A lawyer's work is never done. Peter J. Wallison, who succeeded Fred Fielding as counsel to the president, appears in this month's Washingtonian magazine as the author of a stern we-are-not-amused letter to the editor.
In its June issue, Washingtonian illustrated an article on sunglasses with photographs of President and Nancy Reagan sporting designer shades.
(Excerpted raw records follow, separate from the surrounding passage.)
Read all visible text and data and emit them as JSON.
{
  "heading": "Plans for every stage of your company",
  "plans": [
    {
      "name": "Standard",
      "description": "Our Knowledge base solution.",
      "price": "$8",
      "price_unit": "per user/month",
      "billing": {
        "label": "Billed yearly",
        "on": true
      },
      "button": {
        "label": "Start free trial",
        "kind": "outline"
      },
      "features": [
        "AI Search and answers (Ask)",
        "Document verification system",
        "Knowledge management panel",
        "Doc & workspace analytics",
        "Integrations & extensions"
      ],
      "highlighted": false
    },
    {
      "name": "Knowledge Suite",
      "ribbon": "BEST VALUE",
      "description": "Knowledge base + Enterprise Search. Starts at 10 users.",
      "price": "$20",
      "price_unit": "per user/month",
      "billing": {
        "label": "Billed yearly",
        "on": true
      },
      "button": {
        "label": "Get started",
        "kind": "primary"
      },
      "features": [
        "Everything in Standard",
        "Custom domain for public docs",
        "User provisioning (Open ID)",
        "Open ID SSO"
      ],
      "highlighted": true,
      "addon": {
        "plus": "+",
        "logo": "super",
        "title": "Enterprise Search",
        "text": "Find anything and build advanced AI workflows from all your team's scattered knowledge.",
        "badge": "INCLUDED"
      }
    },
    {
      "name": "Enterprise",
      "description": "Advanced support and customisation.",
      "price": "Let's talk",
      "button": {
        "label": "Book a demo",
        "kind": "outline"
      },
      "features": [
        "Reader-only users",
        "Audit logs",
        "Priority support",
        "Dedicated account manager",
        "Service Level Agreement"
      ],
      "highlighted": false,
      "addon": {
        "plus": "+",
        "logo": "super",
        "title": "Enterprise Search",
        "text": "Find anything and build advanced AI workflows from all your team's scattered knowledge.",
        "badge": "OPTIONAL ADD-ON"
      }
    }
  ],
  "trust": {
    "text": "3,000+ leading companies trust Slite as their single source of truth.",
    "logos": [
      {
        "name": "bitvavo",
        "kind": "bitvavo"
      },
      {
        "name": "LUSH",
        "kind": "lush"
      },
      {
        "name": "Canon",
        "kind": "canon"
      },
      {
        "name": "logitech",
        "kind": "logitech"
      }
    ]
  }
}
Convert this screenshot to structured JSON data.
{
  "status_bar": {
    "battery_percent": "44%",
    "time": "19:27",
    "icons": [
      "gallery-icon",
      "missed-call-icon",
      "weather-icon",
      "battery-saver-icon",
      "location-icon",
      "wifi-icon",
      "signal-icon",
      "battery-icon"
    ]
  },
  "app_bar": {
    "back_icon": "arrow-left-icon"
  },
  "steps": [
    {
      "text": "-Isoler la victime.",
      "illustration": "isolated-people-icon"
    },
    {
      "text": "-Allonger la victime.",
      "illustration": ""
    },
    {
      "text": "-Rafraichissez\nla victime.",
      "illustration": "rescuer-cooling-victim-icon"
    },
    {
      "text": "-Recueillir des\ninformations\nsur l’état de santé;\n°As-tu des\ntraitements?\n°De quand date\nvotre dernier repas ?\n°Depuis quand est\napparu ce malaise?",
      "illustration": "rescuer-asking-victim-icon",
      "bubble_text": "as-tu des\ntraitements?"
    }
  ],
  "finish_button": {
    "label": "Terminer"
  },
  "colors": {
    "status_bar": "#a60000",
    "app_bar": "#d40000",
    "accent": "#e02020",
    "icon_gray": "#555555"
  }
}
The pictures were clearly composites (the photos were black and white; the glasses were superimposed in color), and the captions had a waggish tone ("Ronald Reagan is cool in Cooper Vision's 'Revo' shades," and "Nancy Reagan chills out in a pair of Vuarnet 'Doe' sunglasses," they said), but the White House was annoyed.
"It has been a longstanding policy of this and previous administrations," wrote Wallison, "to prohibit the use of the names or likeness of the president, the First Lady, or the White House in advertising or commercial promotion in any way that suggests a connection between the president or First Lady and such advertising or promotion . . . . I am sure that you were unaware of this policy and anticipate that you will cooperate with it in the future."
Washingtonian, however, doesn't seem contrite. In the same issue as Wallison's letter, it published a note to readers curious about how the composites were made. "The photographer got a picture of President Reagan, blew it up to life size, poked holes in it, added the sunglasses, and then took a picture . . . . " Clearing Out . . .
The Department of Commerce is losing its assistant secretary for international economic policy, Joseph F. Dennin, who will leave in July for the Washington law office of McKenna, Conner & Cuneo. Film Noir . . .
A General Accounting Office report for Rep. Mike Synar (D-Okla.) shows our federal lands are rugged places indeed. The study looked at how often the Bureau of Land Management granted permits for "commercial ventures." It listed movies filmed on public land in California: "Megaforce," "Black Moon Rising," "Savage Dawn" and "When Hell's in Session."